Once again I am the innocent, sleepless victim of some very good fiction.
The book was An Inquiry into Love and Death by Simone St. James (which immediately sounds appropriately atmospheric and slightly creepy already, doesn’t it?) It is mostly a ghost story set in England during the 1920’s, but blending nicely with the whole haunted element is a decently executed murder mystery and a nice little romance. See? Something for everyone.
This novel hit all the right notes with me.
First, all the historical details felt true and accurate. The author just didn’t describe the clothes or households of the time period, but used her characters to embody the opinions and feelings of the era as well. The blossoming women’s movement in education, the troubled veterans of WWI returning home broken inside, the tiny beginnings of the modern industrial age are all present in this book.
The murder mystery felt nicely executed to me. It was simple with a few misdirections and a good deal of mounting tension. Nothing overly sophisticated or too convoluted. The suspense of the mystery intertwined nicely with the ghost story, each of them spiraling around the other, building up to a nice climax towards the end.
The love story was handled with a nice light touch. The author never forgot the real focus of her novel, so the romance doesn’t overwhelm the ghost story. This restraint, coupled with some strong sexual tension (and let’s be frank, a brief, but solid love scene), felt very turn of the century British to me, and made me love the book even more.
Finally, let’s talk about the ghost. He was one creepy son-of-a-gun (see how I use such literary terms?) with an equally freaky name: Walking John. Which sounds exactly like something a serial killer ghost should called.

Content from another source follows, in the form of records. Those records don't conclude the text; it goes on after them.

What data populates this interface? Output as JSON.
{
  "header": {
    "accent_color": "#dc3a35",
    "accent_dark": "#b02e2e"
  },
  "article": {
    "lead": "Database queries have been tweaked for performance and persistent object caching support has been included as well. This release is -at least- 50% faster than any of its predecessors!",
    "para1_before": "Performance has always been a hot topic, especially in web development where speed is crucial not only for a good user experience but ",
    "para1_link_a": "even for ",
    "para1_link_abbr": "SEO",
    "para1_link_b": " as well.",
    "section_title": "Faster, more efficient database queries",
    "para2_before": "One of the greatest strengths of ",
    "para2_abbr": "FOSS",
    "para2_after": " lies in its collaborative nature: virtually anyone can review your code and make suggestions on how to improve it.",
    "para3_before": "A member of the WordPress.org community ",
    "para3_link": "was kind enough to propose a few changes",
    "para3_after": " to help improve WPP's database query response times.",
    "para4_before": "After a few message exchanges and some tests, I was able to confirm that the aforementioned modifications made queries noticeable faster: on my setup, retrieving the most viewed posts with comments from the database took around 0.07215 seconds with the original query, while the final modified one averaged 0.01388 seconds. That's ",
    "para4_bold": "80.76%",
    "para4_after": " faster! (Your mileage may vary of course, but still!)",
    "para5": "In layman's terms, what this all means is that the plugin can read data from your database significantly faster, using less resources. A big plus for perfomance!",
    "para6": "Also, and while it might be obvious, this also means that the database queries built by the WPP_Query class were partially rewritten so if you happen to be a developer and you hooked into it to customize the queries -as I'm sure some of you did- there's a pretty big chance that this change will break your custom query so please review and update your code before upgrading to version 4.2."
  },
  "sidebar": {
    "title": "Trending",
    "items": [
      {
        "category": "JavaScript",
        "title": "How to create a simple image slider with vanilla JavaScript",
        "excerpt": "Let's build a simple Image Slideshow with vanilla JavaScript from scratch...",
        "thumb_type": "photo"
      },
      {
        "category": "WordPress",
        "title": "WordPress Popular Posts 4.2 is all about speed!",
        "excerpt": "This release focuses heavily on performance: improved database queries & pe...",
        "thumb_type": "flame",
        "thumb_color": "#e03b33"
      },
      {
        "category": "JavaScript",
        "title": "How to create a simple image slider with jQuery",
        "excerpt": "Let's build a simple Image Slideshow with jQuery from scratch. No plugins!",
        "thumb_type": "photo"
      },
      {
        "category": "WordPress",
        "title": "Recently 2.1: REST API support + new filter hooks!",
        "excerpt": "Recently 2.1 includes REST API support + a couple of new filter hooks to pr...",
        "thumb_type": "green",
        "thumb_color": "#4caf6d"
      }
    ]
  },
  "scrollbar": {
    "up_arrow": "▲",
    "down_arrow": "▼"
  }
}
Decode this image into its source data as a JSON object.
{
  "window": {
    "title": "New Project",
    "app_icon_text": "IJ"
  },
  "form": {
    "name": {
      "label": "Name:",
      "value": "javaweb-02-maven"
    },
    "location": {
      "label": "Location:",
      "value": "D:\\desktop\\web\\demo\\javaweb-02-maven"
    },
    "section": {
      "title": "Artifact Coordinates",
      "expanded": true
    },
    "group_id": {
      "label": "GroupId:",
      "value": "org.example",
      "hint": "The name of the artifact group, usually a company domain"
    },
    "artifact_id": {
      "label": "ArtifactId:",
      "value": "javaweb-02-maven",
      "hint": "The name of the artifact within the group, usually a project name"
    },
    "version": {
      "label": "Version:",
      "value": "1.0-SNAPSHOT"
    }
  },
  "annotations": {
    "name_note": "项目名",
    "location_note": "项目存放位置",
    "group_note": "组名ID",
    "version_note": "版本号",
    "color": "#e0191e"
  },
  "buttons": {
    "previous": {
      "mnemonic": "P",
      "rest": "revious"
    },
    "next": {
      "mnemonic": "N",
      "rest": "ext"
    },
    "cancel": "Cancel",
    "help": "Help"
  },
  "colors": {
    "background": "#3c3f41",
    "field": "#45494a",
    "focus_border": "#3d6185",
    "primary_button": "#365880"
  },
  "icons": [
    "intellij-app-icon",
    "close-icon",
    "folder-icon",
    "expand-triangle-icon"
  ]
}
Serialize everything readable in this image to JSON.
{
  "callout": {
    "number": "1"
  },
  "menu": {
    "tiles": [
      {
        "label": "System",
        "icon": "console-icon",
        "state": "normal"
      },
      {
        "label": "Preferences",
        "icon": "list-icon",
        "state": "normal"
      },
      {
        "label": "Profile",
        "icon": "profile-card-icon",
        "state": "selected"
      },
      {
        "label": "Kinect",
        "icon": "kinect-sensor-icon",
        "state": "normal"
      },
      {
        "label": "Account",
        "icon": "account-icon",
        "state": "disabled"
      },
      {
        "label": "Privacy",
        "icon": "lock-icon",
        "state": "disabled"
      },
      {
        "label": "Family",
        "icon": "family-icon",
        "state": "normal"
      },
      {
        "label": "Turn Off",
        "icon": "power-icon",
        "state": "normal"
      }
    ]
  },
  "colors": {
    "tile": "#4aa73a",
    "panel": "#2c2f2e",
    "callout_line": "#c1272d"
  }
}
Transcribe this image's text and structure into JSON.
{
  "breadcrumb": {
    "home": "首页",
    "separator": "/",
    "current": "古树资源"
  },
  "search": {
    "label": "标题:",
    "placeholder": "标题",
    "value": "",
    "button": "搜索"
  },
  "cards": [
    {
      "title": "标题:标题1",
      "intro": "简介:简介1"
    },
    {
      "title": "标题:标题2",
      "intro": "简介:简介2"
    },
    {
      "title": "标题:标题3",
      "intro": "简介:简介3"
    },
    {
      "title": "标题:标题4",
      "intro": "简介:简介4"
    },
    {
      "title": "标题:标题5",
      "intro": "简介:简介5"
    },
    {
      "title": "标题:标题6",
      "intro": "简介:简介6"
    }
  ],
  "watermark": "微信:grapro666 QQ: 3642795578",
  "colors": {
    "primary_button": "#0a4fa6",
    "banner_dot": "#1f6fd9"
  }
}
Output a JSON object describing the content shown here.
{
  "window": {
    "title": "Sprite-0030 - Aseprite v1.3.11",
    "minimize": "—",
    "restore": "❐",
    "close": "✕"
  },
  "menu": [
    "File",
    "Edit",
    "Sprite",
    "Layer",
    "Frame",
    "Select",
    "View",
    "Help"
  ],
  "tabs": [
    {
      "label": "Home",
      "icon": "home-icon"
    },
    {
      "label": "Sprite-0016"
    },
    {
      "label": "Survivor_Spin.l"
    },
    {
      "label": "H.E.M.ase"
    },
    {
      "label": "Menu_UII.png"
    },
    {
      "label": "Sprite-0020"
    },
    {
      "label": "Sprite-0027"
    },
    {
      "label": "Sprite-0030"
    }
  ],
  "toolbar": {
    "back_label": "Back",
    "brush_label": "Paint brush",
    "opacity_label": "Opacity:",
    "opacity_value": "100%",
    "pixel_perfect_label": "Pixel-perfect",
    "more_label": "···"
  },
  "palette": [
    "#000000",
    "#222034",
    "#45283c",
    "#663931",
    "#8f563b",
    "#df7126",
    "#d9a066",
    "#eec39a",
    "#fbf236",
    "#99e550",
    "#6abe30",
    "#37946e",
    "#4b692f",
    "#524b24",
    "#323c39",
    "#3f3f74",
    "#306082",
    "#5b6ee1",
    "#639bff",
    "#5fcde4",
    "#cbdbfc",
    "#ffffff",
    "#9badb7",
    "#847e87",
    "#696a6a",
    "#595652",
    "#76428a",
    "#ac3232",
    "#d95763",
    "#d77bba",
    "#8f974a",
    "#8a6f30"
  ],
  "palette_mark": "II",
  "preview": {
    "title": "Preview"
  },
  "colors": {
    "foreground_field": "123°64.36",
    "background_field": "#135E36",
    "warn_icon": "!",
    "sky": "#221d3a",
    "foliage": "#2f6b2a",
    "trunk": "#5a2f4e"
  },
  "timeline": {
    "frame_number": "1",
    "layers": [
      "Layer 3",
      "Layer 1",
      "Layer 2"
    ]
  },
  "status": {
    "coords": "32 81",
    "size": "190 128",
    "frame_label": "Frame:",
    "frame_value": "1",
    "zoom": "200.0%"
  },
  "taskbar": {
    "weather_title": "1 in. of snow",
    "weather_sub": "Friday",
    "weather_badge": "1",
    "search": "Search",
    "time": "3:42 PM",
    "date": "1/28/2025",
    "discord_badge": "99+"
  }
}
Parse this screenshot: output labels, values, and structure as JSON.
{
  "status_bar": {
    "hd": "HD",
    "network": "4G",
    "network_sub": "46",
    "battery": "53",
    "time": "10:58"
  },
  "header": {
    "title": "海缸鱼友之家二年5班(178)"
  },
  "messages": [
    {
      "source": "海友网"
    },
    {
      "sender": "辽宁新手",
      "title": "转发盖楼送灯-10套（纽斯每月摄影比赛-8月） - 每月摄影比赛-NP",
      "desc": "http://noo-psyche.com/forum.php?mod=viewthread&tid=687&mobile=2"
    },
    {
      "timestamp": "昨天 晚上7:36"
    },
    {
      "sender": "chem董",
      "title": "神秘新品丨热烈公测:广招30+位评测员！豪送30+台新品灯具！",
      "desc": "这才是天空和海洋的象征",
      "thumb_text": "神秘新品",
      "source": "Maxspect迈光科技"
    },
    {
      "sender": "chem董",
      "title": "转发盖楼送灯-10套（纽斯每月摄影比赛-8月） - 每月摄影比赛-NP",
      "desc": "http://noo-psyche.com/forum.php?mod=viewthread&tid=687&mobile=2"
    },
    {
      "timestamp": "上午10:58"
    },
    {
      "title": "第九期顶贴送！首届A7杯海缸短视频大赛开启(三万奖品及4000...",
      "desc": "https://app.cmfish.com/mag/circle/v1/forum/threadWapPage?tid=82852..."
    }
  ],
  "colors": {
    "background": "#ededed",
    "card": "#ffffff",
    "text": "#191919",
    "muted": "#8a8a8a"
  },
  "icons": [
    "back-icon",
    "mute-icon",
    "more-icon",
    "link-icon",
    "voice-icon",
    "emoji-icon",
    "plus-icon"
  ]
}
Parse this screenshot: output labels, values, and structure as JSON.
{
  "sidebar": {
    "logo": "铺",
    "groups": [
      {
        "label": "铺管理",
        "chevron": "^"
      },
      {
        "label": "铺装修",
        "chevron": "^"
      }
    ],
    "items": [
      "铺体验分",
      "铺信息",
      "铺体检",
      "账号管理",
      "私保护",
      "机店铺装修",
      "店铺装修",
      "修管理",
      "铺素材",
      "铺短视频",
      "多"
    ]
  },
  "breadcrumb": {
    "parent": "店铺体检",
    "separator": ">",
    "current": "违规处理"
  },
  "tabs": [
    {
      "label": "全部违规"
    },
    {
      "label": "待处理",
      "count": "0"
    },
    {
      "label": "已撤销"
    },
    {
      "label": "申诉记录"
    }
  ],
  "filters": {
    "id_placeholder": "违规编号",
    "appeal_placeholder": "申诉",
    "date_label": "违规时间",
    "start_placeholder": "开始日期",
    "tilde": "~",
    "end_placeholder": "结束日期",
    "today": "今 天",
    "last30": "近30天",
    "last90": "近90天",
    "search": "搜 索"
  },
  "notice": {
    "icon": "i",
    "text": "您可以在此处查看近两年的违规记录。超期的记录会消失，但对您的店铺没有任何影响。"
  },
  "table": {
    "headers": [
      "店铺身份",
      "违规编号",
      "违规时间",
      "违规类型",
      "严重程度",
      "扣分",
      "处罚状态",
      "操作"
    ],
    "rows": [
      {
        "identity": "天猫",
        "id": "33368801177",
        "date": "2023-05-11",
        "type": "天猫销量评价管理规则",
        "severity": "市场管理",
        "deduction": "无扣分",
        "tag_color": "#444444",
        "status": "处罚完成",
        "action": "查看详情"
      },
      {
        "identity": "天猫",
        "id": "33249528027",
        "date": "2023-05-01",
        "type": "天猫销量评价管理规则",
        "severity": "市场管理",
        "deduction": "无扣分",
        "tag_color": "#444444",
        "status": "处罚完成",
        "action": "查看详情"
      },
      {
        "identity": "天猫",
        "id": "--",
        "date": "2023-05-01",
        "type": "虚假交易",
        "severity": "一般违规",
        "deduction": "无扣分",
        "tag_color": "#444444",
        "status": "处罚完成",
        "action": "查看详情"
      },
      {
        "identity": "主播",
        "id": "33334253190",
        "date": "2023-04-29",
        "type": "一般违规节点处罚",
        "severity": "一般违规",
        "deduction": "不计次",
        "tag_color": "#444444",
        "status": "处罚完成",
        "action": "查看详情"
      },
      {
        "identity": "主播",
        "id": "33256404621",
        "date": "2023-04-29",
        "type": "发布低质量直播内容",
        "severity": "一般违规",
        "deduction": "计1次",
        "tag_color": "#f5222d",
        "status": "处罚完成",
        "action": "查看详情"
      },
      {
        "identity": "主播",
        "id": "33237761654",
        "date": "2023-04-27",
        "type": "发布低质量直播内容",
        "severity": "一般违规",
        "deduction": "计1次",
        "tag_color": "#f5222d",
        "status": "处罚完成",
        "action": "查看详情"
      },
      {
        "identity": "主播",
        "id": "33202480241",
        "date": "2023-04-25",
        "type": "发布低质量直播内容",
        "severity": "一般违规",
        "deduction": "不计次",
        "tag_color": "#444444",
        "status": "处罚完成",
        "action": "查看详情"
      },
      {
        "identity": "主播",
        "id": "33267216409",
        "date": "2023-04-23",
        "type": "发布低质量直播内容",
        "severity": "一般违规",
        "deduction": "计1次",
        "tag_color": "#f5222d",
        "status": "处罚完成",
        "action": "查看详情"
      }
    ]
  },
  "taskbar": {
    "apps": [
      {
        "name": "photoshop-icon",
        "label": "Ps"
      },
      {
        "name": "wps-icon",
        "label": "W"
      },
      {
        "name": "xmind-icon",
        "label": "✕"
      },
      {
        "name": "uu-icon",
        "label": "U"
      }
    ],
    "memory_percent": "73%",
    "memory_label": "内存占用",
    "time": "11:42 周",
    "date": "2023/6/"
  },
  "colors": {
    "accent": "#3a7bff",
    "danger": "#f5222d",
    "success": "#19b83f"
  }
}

The author wrote about the main character’s terror quite well. I will never, EVER, be able to peak outside a window at nighttime no matter what noise I hear. And when you get to the part when the dead and decomposed Walking John is crawling all over the house, trying to find a way inside? Well. You just call me and we’ll commiserate together at length.
All in all, I give An Inquiry into Love and Death four and a half stars for its excellent writing, its memorable characters, its spine tingling scariness, and its glorious sexual tension.